_Exercise_
Beneath this task is a listing; retype all of it exactly.

_Data extracts_
+ + + +
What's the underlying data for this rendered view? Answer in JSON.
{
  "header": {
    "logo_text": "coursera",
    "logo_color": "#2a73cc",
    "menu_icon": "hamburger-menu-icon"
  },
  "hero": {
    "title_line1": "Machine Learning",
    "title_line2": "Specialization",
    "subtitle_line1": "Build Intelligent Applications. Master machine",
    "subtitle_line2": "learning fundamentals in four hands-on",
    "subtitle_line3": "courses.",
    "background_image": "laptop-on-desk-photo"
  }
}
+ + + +
_Problem solution_
What's the underlying data for this rendered view? Answer in JSON.
{
  "header": {
    "logo_text": "coursera",
    "logo_color": "#2a73cc",
    "menu_icon": "hamburger-menu-icon"
  },
  "hero": {
    "title_line1": "Machine Learning",
    "title_line2": "Specialization",
    "subtitle_line1": "Build Intelligent Applications. Master machine",
    "subtitle_line2": "learning fundamentals in four hands-on",
    "subtitle_line3": "courses.",
    "background_image": "laptop-on-desk-photo"
  }
}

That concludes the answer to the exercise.